By John Farrell
If you missed Annie at the Warner Grand Theatre within the first weekend in February there is good news and bad.
Bad because you missed a very lively professional production of the Broadway favorite with 75 performers on stage from Encore Entertainers, directed by Summer Cacciagioni and choreographed by Jennifer DiBenedetto. Four performances, Feb. 2, 3 and 5, were presented to what, at least at Friday’s performance, was an audience that nearly filled the Warner Grand.
Good news because you won’t have to miss their next production at the Warner, Joseph and the Amazing Technicolor Dreamcoat, set for June 28 through July 1 at the theatre.
Encore Entertainers has had a remarkable ride since they began in 2007 in west Los Angeles: 34 musical comedies produced and other activities as well, mostly at the Centinela Center for the Arts. Now they have brought their company to the Warner Grand as well and have found not only a beautiful movie palace to present musicals in, but a whole new audience that has proven itself supportive and eager.
This was Annie with a pre-recorded score, but the very lively young cast, with the regular seven orphans doubled and tripled during dance numbers, were so enthusiastic, and so well rehearsed, that you didn’t notice. There was double and even triple casting for the four performances: Friday night there was the added interest of seeing Annie (Alexa Hodzic, lovely in red) play opposite her father, Arif Hodzic. Arif Hodzic was making his musical-comedy debut in the role of Daddy Warbucks, and if he didn’t look the part (and with his full head of hair he didn’t) it was still nice to see a father and daughter act.
You couldn’t keep track of everyone on stage even with a program, since there were so many names and so many faces (presumably the proud parents in the audience knew who was who). But there were standouts, notably Summer Cacciagioni, who directed the prodigious production and made the most of the role of Miss Hannigan Friday night. She was just the right mixture of befuddled love and simian greed, all the while keeping up with dozens of orphans on stage. Lia Abinante was a very lovely Grace Farrell, Warbucks’ lovely secretary, and David Mitrano was a standout as the radio celebrity Bert Healy.
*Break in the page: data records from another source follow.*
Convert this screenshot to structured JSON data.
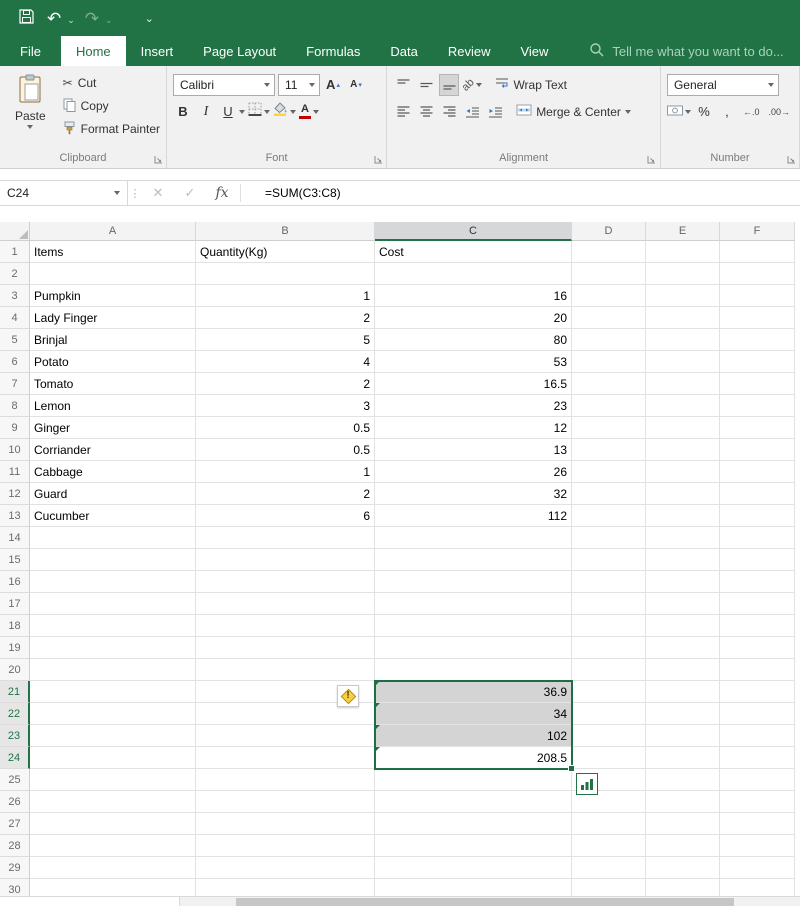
{
  "colors": {
    "excel_green": "#217346",
    "ribbon_bg": "#f1f1f1",
    "selection_fill": "#d4d4d4",
    "selection_border": "#1f6e43"
  },
  "quick_access": {
    "undo_glyph": "↶",
    "redo_glyph": "↷",
    "customize_glyph": "⌄"
  },
  "tabs": {
    "file": "File",
    "items": [
      "Home",
      "Insert",
      "Page Layout",
      "Formulas",
      "Data",
      "Review",
      "View"
    ],
    "active": "Home",
    "tell_me": "Tell me what you want to do..."
  },
  "ribbon": {
    "clipboard": {
      "label": "Clipboard",
      "paste": "Paste",
      "cut": "Cut",
      "copy": "Copy",
      "format_painter": "Format Painter"
    },
    "font": {
      "label": "Font",
      "family": "Calibri",
      "size": "11",
      "bold": "B",
      "italic": "I",
      "underline": "U",
      "grow": "A",
      "shrink": "A"
    },
    "alignment": {
      "label": "Alignment",
      "orientation": "ab",
      "wrap_text": "Wrap Text",
      "merge_center": "Merge & Center"
    },
    "number": {
      "label": "Number",
      "format": "General",
      "percent": "%",
      "comma": ",",
      "increase_decimal": "←.0",
      "decrease_decimal": ".00→"
    }
  },
  "formula_bar": {
    "name_box": "C24",
    "cancel": "✕",
    "enter": "✓",
    "fx": "fx",
    "formula": "=SUM(C3:C8)"
  },
  "sheet": {
    "columns": [
      "A",
      "B",
      "C",
      "D",
      "E",
      "F"
    ],
    "selected_column": "C",
    "active_cell": "C24",
    "selected_range": "C21:C24",
    "selected_row_headers": [
      21,
      22,
      23,
      24
    ],
    "rows": [
      {
        "n": 1,
        "A": "Items",
        "B": "Quantity(Kg)",
        "C": "Cost"
      },
      {
        "n": 2
      },
      {
        "n": 3,
        "A": "Pumpkin",
        "B": 1,
        "C": 16
      },
      {
        "n": 4,
        "A": "Lady Finger",
        "B": 2,
        "C": 20
      },
      {
        "n": 5,
        "A": "Brinjal",
        "B": 5,
        "C": 80
      },
      {
        "n": 6,
        "A": "Potato",
        "B": 4,
        "C": 53
      },
      {
        "n": 7,
        "A": "Tomato",
        "B": 2,
        "C": 16.5
      },
      {
        "n": 8,
        "A": "Lemon",
        "B": 3,
        "C": 23
      },
      {
        "n": 9,
        "A": "Ginger",
        "B": 0.5,
        "C": 12
      },
      {
        "n": 10,
        "A": "Corriander",
        "B": 0.5,
        "C": 13
      },
      {
        "n": 11,
        "A": "Cabbage",
        "B": 1,
        "C": 26
      },
      {
        "n": 12,
        "A": "Guard",
        "B": 2,
        "C": 32
      },
      {
        "n": 13,
        "A": "Cucumber",
        "B": 6,
        "C": 112
      },
      {
        "n": 14
      },
      {
        "n": 15
      },
      {
        "n": 16
      },
      {
        "n": 17
      },
      {
        "n": 18
      },
      {
        "n": 19
      },
      {
        "n": 20
      },
      {
        "n": 21,
        "C": 36.9
      },
      {
        "n": 22,
        "C": 34
      },
      {
        "n": 23,
        "C": 102
      },
      {
        "n": 24,
        "C": 208.5
      },
      {
        "n": 25
      },
      {
        "n": 26
      },
      {
        "n": 27
      },
      {
        "n": 28
      },
      {
        "n": 29
      },
      {
        "n": 30
      }
    ]
  }
}
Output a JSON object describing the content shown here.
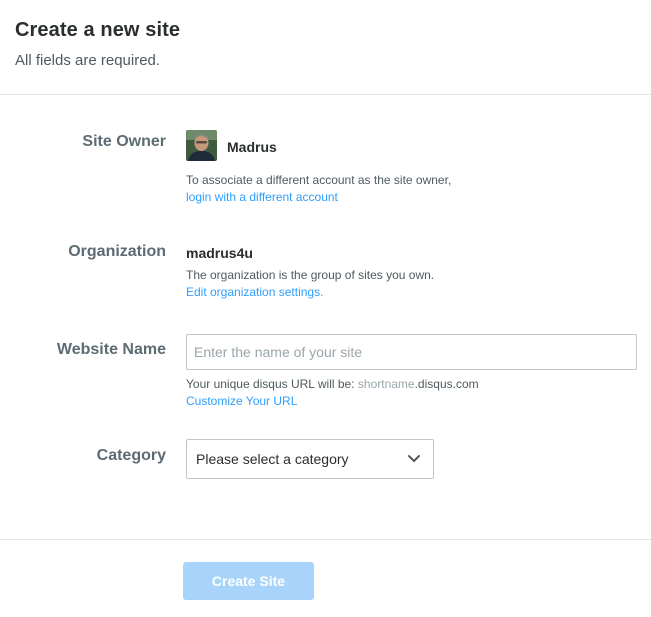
{
  "header": {
    "title": "Create a new site",
    "subtitle": "All fields are required."
  },
  "site_owner": {
    "label": "Site Owner",
    "name": "Madrus",
    "help": "To associate a different account as the site owner,",
    "link": "login with a different account"
  },
  "organization": {
    "label": "Organization",
    "name": "madrus4u",
    "help": "The organization is the group of sites you own.",
    "link": "Edit organization settings."
  },
  "website_name": {
    "label": "Website Name",
    "placeholder": "Enter the name of your site",
    "value": "",
    "url_prefix": "Your unique disqus URL will be: ",
    "url_shortname": "shortname",
    "url_suffix": ".disqus.com",
    "link": "Customize Your URL"
  },
  "category": {
    "label": "Category",
    "selected": "Please select a category"
  },
  "actions": {
    "create_label": "Create Site"
  },
  "colors": {
    "link": "#2e9fff",
    "button_disabled": "#a8d4fb",
    "label": "#5d6b72"
  }
}
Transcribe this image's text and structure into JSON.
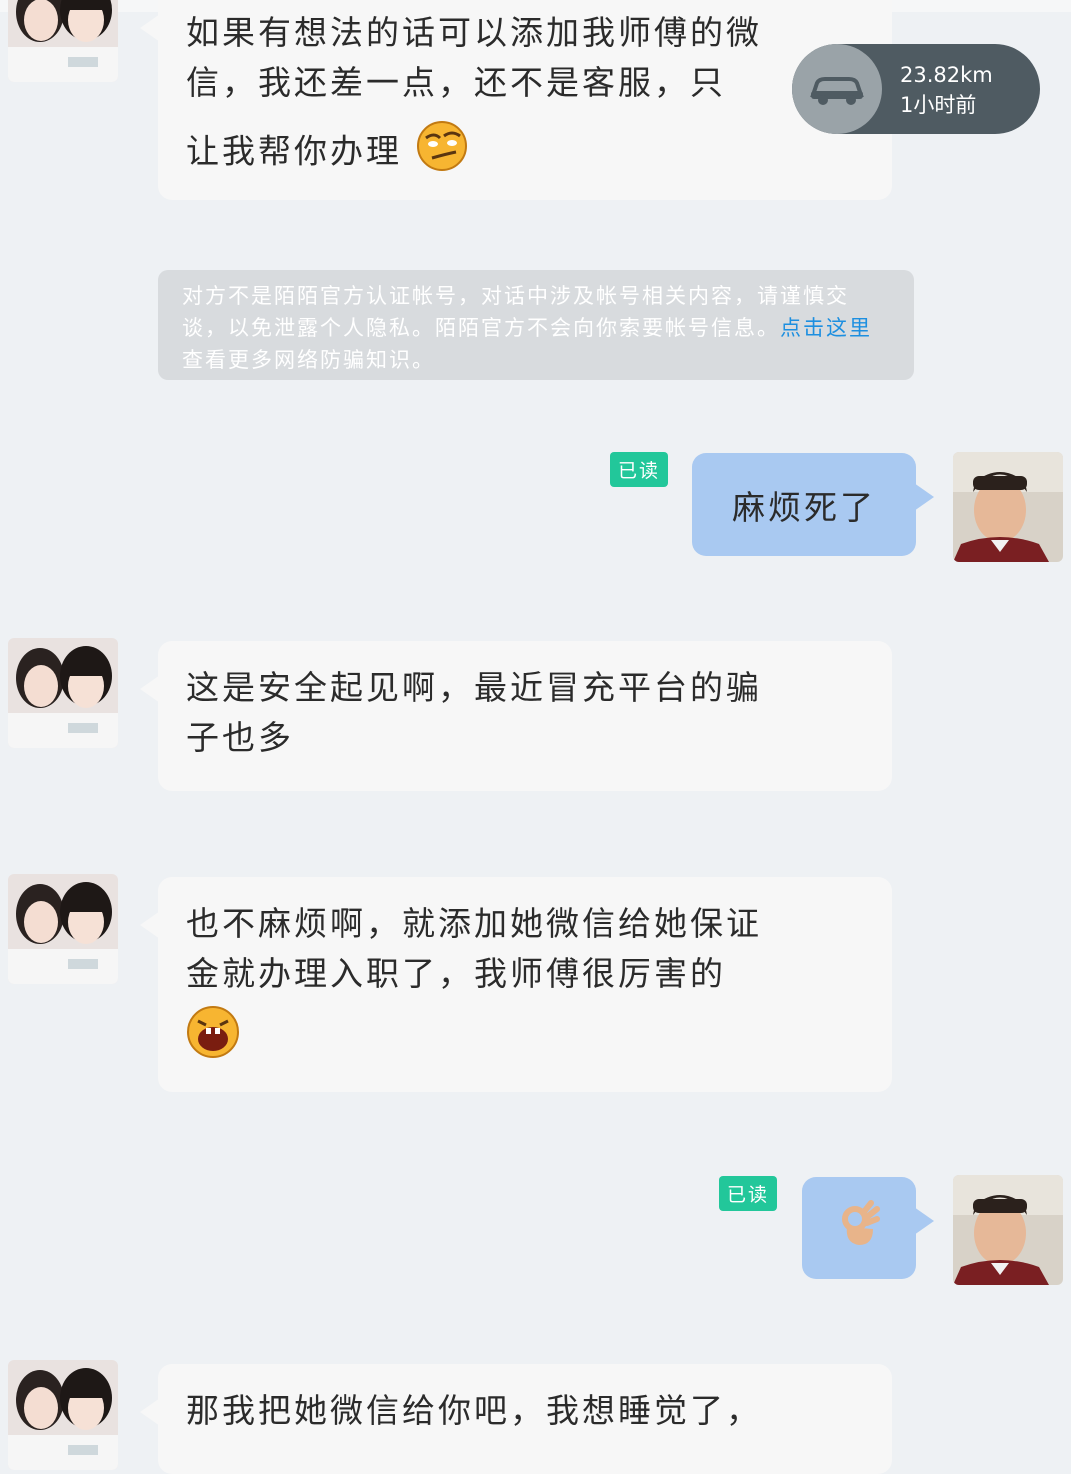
{
  "distance": {
    "value": "23.82km",
    "time": "1小时前",
    "icon": "car-icon"
  },
  "messages": [
    {
      "side": "left",
      "text_lines": [
        "如果有想法的话可以添加我师傅的微",
        "信，我还差一点，还不是客服，只",
        "让我帮你办理"
      ],
      "emoji": "smirk-emoji-icon"
    },
    {
      "side": "notice",
      "text_before": "对方不是陌陌官方认证帐号，对话中涉及帐号相关内容，请谨慎交谈，以免泄露个人隐私。陌陌官方不会向你索要帐号信息。",
      "link": "点击这里",
      "text_after": "查看更多网络防骗知识。"
    },
    {
      "side": "right",
      "read": "已读",
      "text": "麻烦死了"
    },
    {
      "side": "left",
      "text_lines": [
        "这是安全起见啊，最近冒充平台的骗",
        "子也多"
      ]
    },
    {
      "side": "left",
      "text_lines": [
        "也不麻烦啊，就添加她微信给她保证",
        "金就办理入职了，我师傅很厉害的"
      ],
      "emoji": "laughing-emoji-icon"
    },
    {
      "side": "right",
      "read": "已读",
      "emoji": "ok-hand-icon"
    },
    {
      "side": "left",
      "text_lines": [
        "那我把她微信给你吧，我想睡觉了，"
      ]
    }
  ],
  "colors": {
    "background": "#eef1f4",
    "bubble_left": "#f7f7f7",
    "bubble_right": "#a9c9f1",
    "read_badge": "#22c79a",
    "link": "#1d8fe0",
    "notice_bg": "#d8dbde"
  }
}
Joseph and the Technicolor Dreamcoat, Andrew Lloyd Webber’s early (and perhaps best) musical is scheduled next, set for June 28 through July 1 at the Warner, and if it is as professional as Annie, they may have to open the balcony to hold the overflow.